The Echoing Green
The Echoing Green
The Untold Story of Bobby Thomson, Ralph Branca and the Shot Heard Round the World
Pantheon, Hardcover, 9780375421549, 512pp.
Publication Date: September 19, 2006
The 1951 regular season was as good as over. The Brooklyn Dodgers led the New York Giants by three runs with just three outs to go in their third and final playoff game. And not once in major league baseball’s 278 preceding playoff and World Series games had a team overcome a three-run deficit in the ninth inning. But New York rallied, and at 3:58 p.m. on October 3, 1951, Bobby Thomson hit a home run off Ralph Branca. The Giants won the pennant.
The Echoing Green follows the reverberations of that one moment–the Shot Heard Round the World–from the West Wing of the White House to the Sing Sing death house to the Polo Grounds clubhouse, where a home run forever turned hitter and pitcher into hero and goat.
It was also in that centerfield block of concrete that, after the home run, a Giant coach tucked away a Wollensak telescope. The spyglass would remain undiscovered until 2001, when, in the jubilee of that home run, Joshua Prager laid bare on the front page of the Wall Street Journal a Giant secret: from July 20, 1951, through the very day of that legendary game, the orange and black stole the finger signals of opposing catchers.
The Echoing Green places that revelation at the heart of a larger story, re-creating in extravagant detail the 1951 pennant race and illuminating as never before the impact of both a moment and a long-guarded secret on the lives of Bobby Thomson and Ralph Branca.
A wonderfully evocative portrait of the great American pastime, The Echoing Green is baseball history, social history and biography–irresistible reading from any angle.
From Kirkus Reviews
Starred Review. Say it ain't so, Leo: an iconoclastic, most penetrating look at a famed 1951 clash between the New York Giants and the Brooklyn Dodgers.

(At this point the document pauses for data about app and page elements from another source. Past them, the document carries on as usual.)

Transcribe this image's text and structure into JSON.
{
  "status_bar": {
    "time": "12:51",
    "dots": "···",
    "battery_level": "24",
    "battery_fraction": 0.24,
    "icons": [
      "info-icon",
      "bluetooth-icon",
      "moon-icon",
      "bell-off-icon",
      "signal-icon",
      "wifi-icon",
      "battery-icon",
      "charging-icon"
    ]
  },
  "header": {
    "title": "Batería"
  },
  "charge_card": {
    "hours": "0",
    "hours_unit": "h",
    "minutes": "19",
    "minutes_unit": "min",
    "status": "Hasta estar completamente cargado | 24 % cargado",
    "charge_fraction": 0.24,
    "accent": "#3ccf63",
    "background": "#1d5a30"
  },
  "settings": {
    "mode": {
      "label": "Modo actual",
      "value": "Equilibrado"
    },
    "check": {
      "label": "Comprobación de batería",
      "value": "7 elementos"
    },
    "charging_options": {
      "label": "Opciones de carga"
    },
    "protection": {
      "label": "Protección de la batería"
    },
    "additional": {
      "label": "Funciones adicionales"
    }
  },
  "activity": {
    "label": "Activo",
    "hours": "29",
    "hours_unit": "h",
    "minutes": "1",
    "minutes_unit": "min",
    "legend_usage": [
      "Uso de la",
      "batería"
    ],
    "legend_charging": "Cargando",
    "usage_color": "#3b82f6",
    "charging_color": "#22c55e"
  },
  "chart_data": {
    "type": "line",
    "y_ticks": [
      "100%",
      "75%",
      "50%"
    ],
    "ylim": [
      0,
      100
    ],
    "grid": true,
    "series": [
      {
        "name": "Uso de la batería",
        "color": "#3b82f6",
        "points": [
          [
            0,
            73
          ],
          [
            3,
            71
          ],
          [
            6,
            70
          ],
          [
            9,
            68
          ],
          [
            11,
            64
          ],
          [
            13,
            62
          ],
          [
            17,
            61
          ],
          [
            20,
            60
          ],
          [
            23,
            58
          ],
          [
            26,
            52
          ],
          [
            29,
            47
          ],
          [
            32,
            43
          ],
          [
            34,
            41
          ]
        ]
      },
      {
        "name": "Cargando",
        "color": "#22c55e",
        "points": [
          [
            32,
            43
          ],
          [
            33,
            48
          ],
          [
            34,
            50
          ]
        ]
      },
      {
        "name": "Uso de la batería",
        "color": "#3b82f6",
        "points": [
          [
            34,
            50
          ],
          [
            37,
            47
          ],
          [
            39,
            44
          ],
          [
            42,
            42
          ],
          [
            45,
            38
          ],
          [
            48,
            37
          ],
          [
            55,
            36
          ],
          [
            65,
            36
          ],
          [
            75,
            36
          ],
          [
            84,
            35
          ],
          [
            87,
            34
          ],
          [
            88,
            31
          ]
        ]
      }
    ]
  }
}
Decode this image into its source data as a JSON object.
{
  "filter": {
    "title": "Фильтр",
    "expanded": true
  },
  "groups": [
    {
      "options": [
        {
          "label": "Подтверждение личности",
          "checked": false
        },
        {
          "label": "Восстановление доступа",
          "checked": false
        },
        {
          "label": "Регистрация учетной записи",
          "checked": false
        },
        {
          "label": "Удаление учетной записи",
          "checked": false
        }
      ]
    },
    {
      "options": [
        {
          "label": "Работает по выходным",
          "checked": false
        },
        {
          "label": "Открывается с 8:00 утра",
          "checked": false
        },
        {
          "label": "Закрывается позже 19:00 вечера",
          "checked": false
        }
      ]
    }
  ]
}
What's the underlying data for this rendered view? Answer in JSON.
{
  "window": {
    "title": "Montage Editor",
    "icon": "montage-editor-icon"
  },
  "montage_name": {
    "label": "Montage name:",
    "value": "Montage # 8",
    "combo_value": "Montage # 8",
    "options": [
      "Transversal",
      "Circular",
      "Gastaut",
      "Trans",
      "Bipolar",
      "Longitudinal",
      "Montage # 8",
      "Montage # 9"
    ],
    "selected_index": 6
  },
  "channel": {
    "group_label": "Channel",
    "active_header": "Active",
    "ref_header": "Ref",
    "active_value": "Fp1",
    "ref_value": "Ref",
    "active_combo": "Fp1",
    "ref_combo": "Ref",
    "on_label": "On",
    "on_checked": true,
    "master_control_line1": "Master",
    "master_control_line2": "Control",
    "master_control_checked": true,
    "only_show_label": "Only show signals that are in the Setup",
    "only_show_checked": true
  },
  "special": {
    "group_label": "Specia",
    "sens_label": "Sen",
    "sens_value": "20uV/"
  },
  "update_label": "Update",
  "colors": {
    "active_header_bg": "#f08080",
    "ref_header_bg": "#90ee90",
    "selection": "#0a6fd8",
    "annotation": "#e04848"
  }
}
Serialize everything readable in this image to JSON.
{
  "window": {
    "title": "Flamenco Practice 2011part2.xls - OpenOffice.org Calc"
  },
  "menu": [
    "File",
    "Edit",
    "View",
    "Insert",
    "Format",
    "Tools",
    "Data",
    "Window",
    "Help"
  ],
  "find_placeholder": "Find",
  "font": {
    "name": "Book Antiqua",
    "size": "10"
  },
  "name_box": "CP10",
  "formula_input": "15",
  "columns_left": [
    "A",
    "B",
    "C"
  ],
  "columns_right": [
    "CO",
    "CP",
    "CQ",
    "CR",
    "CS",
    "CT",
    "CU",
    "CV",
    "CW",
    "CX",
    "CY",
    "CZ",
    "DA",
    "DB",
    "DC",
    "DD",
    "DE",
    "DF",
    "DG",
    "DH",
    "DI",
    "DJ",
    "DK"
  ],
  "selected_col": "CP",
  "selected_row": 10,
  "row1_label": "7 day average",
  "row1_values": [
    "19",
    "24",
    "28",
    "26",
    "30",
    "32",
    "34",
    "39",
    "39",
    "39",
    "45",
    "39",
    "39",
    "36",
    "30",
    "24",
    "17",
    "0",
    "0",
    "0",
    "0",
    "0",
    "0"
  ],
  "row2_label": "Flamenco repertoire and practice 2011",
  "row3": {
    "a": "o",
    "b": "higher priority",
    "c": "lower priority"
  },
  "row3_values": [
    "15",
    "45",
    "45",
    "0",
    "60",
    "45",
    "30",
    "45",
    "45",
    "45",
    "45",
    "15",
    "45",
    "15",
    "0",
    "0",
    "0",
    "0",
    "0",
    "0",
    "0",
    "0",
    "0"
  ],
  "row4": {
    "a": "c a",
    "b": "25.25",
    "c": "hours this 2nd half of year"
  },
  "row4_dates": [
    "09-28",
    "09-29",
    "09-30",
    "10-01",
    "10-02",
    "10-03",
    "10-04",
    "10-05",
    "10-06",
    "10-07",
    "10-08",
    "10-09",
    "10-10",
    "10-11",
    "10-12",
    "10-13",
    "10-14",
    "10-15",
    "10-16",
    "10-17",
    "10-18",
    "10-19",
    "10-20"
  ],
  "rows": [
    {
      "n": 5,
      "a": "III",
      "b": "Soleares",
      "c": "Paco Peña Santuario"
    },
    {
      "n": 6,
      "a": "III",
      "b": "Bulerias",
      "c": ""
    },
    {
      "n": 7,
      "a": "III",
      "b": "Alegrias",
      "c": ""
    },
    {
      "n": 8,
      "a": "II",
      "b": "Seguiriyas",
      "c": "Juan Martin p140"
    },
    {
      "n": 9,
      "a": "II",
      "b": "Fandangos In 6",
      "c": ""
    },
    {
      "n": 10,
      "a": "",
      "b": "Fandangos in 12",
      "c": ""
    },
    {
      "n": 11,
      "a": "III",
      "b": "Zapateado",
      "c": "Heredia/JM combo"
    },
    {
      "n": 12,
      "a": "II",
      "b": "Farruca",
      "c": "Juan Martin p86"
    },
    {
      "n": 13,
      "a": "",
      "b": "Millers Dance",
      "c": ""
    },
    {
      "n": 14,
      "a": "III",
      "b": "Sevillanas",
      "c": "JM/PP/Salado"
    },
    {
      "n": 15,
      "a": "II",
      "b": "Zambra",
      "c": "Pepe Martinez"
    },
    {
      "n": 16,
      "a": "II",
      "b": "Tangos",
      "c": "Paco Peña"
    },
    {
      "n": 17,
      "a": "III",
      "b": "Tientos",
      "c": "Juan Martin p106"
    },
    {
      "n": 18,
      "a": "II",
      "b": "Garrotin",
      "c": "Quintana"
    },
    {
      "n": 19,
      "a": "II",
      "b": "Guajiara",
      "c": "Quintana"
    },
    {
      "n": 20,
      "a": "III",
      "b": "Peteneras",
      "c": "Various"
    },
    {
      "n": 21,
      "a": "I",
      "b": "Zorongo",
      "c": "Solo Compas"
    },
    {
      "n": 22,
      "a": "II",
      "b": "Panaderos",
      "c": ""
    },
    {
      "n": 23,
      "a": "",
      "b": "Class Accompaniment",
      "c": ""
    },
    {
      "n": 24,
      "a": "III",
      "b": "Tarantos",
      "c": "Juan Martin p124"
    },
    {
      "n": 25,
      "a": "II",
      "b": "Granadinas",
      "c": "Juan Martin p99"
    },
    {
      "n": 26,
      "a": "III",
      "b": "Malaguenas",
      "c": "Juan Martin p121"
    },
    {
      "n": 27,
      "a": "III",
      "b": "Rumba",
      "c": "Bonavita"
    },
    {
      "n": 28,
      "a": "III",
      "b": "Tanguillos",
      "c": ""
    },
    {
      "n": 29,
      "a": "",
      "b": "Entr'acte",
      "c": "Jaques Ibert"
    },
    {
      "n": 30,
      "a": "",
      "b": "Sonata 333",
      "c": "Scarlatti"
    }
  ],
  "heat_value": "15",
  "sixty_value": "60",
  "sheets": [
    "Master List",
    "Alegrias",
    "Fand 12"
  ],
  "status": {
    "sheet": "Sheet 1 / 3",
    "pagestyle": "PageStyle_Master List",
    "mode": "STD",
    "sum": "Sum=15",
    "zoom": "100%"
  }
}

Both teams long ago "deserted New York together," remarks Wall Street Journal writer Prager, yielding existential trauma yet unhealed. Well before leaving, on Oct. 3, 1951, their storied rivalry played itself to perfection in a pennant race to end all pennant races, "deadlocked after 156 games, seven innings and six months." It was, Prager writes, something that adults of a certain age would remember as surely as they did the death of JFK or FDR: Dodger Ralph Branca fires a fastball, Giant Bobby Thomson steps forward to swat it out of the park halfway to the moon, the Giants win. The moment is instantly celebrated as the greatest moment in baseball history, immortalized in novels by Philip Roth and Don DeLillo, in The Godfather and The Simpsons. Problem was, as Prager revealed on the 50th anniversary of the grand smack, Giants manager Leo Durocher, of fabulously foul mouth ("I never saw a fucking ball get out of a fucking ball park as fucking fast in my fucking life," he said of one Willie Mays homer), had stolen signals, employing spies with a telescope to suss out what the opposition was planning next. Durocher wasn't even the most masterful signal-stealer in the business, and it happened all the time, but he was also a gambler so profoundly compromised as to make Pete Rose look like a Brownie, and some writers have suggested that he be booted from the Hall of Fame for it. The whole affair was a black smudge on the game–and, as Prager patiently reveals, a dirty and tragic secret that would haunt both Thomson and Branca for decades to come.
A masterful blend of journalism, sports history, social history and even literature: one of the best baseball books to appear in a long time.
-- Copyright ©2006, Kirkus Associates, LP. All rights reserved.
“For anyone, like me, who followed baseball during the golden age portrayed here, this wonderful book is an absolute treasure. But it is far more than a book about baseball; it is a beautifully rendered story about the relationship between two men whose lives became permanently intertwined in a matter of minutes one October day more than half a century ago. A master storyteller, Prager captures the reader from beginning to end.”
–Doris Kearns Goodwin, author of A Team of Rivals
“Through diligent, painstaking and persistent research, Joshua Prager brings the 1951 pennant race to life in The Echoing Green. He adds Tabasco to the story by charging that the Giants were stealing signs at the Polo Grounds and that Thomson knew what Ralph Branca was about to throw him–a mediocre fast ball. This is juicy stuff and Prager's portrait of the time and the people in it is quite splendid.”
–Roger Kahn, author of The Boys of Summer
“Down-slope from Coogan's Bluff, the hollowed, hallowed ground on which Thomson bested Branca, the intrepid and indefatigable reporter Joshua Prager has revealed the dark side of the miracle.”
–Nicholas Dawidoff, author of The Catcher was a Spy
“The Echoing Green is an intriguing, groundbreaking, and always riveting story of one of the greatest games ever played and its aftermath. A terrific read.”
–Kevin Baker, author of Paradise Alley